JON: But if [Gilly] had [offered Sam sex], you would've? You'd have broken your vows?
SAM: The interesting thing is, our vows never specifically forbid intimate relations with women.
SAM: "I shall take no wife" yes, that's in there, there's no denying that. "I shall father no children" it's very specific. But what our vows have to say about other... activities... is open to interpretation.
JON: I don't think Ser Alliser cares much for interpretation.
SAM: Anyway, there's nothing for him to interpret. [Gilly and Sam] didn't.
Plenty of people in the shows have varying degrees of honor bound to oaths. Brienne is absolute. Jamie is less so. The Boltons have none.
Tyrion or Sam for example would be swayed by the "I died so my oath ended" argument. Someone like Jon, Ned, Stannis probably won't.
And you have to take into account that not everyone will believe Jon died in the first place. They don't believe White Walkers exist, when we and some characters do. So even if, legally, the oath is done, some characters won't believe or know it, so they will continue to hold Jon to it. Until someone kills them, as per usual.
As a comparison, Jon was dead for what, a day? Consider it a clinical death, and subsequent resurrection. People are clinically dead, and revived all the time. They are never considered dead for marriage/contracts/bills/property purposes. Not like Jon was declared dead after months/years gone.
That said, Catlin Stark (née Tully) had sworn an oath to the Godswood, to treat Jon like a son, and broke it. She blames breaking the oath to be the cause of the Stark downfall. Swearing an oath to the Gods and failing to keep it has dangerous consequences, and we know magic does exist, so Jon will tread carefully.
As for the last part, it's an entire statement. You can't separate "All nights to come", from the "I pledge my life". And as a whole, the "until my death". As read, if we accept that Jon died, his watch has ended. If we or others don't count his death as a real death (more like a coma, or asleep, or revived), then it hasn't ended, because his life hasn't ended.
Contractually speaking, the death terminates the contract. The "all nights to come" doesn't override it, as it explicitly terms the end of the contract was "death". Now, if Jon was biologically immortal, never dying for 1000 years, then he'd be bound to the oath the entire time. But if he was magically immortal, as in he can die, but comes back to life, again, it's up to interpretation of the contract term of "death" and "my life", as immortality and resurrection are outside the common/plain meaning terms of the contract. When the contract was made, resurrection and immortality were both absurd ideas.
Spoiler Update regarding episode s06e03 "Oathbreaker":
The newly revived Jon states outright in the end of the episode:
Episode s06e04 shows there is confusion and misunderstanding regarding Jon's status:

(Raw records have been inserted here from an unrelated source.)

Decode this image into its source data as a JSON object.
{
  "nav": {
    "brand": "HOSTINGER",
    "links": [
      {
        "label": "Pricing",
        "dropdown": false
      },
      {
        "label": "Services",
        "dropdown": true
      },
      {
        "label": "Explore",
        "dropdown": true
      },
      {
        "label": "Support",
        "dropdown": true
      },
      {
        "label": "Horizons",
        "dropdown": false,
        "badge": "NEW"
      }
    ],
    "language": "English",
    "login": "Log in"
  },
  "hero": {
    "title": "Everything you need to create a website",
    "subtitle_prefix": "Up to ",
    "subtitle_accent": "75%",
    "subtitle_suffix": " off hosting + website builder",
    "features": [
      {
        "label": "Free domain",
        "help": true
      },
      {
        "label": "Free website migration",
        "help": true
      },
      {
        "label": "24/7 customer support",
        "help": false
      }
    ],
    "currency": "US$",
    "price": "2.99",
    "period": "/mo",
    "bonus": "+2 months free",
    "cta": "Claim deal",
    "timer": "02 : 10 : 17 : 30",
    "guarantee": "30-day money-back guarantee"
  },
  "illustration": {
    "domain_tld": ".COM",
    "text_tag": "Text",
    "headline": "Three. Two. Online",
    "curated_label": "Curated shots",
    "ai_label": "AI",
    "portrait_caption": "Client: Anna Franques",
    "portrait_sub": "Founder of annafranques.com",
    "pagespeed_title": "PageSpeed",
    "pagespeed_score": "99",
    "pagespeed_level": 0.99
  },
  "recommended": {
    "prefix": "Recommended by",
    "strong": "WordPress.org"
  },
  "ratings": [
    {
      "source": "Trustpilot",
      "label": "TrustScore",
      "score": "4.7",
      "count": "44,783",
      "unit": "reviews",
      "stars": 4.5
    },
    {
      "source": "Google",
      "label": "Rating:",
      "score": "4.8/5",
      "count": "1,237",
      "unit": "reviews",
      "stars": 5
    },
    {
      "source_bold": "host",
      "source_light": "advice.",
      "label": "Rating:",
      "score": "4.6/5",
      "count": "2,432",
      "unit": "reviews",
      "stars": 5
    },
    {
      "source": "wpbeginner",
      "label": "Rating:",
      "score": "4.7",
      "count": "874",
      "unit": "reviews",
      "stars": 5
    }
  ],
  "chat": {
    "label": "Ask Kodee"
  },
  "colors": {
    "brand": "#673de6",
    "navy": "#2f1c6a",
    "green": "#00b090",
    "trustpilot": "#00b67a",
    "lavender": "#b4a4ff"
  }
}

Jon's second in command who he named the new Lord Commander, Edd, argues with Jon that he is still apart of the Night's Watch. Jon disagrees. Lower ranking members still see Jon as Lord Commander, as the person in charge. Jon strongly disagrees. No one is forcing the issue yet.